Gratton also opined that B.C.’s carbon tax had been revenue neutral for the government, but not so much for the mining sector, especially during low commodity price cycles. Corporate tax reductions can help offset company exposures, says Marshall, “but when you’re not making money and operating at a loss, corporate tax breaks are not an effective tool to abate carbon costs or to shield you from carbon leakage.”
Has Ottawa learned anything from B.C.’s example in advance of federal carbon price action in January? “I hope the federal government has been listening,” says Marshall. “There have been some valuable lessons learned and a lot of knowledge out there from subject matter experts who have been navigating the B.C. system since it’s been put in place.”
How do you know for certain the amount of GHGs you’re emitting and cutting, at what cost per unit and how much you’re saving? It depends on who you talk to and on their methodology.
Carole Ferguson, head of investor research at CDP in London has issued dire warnings about Teck’s coking coal operations. Normalized to copper equivalent production, she says, Teck is higher on a copper equivalent unit cost basis than other companies, i.e. 8th place out of 12 and 6th place for emissions intensity reduction.
In short, “Teck is going to take a hit because of the coking coal market,” Ferguson says. Teck is having none of this, noting with veiled scorn Ferguson’s contention that with the Canadian carbon tax coming in, Teck margins will be squeezed to an amount payable equivalent of 3% – 14% of their revenue from Canadian operations.
“That’s incorrect,” says Chris Stannell, senior communications specialist with Teck. “As all of Teck’s operations in Canada are located in B.C. and Alberta, “we already pay carbon tax on our Canadian operations and have for almost a decade.”
Moreover, “the emissions intensity of our steelmaking coal production is less than half that of the industry average and the emissions intensity of our copper production is 35% below the industry average.”
Why do duelling reports like these matter in a discussion about carbon pricing? Because of investors. Steeghs says since the U.S. stepped away from the Paris climate change agreement, carbon pricing has become “a hot topic” in the investment community. So much so they’re increasing pressure on mining companies for greater transparency over what’s being done to manage climate change.
“A lot of it was driven by companies having material financial risk, the most obvious one being regulations around climate change, with carbon pricing the most evident form,” says Steeghs.
All of this is stoked, he adds, by companies in the U.S.
going insolvent as a result of regulations targetting carbon emissions.

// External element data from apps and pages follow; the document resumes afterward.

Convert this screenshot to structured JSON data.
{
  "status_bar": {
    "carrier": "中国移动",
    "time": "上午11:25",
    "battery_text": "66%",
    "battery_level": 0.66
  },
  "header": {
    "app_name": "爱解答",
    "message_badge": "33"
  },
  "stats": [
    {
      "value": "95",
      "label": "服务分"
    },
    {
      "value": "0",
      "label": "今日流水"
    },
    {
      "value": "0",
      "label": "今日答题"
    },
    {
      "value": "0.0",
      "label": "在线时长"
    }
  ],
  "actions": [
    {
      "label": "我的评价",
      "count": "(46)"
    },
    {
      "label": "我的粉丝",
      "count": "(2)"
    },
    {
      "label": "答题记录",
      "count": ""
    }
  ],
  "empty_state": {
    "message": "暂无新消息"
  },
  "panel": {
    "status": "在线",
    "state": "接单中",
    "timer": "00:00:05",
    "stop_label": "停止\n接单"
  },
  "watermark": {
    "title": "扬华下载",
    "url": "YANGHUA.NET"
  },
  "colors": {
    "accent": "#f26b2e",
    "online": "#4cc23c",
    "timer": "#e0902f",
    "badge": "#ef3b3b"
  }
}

Hence the concern among investors in Canada.
“A carbon tax could have a material impact, particularly on mining or oil and gas,” says Steeghs. Carbon pricing “is a bit of a patchwork across the provinces now,” but that could change with Ottawa’s drive towards a $50 per tonne target by 2021.
Investors’ questions: What is the risk? How material is it? Most important of all: is there a strategy in place to deal with the risk?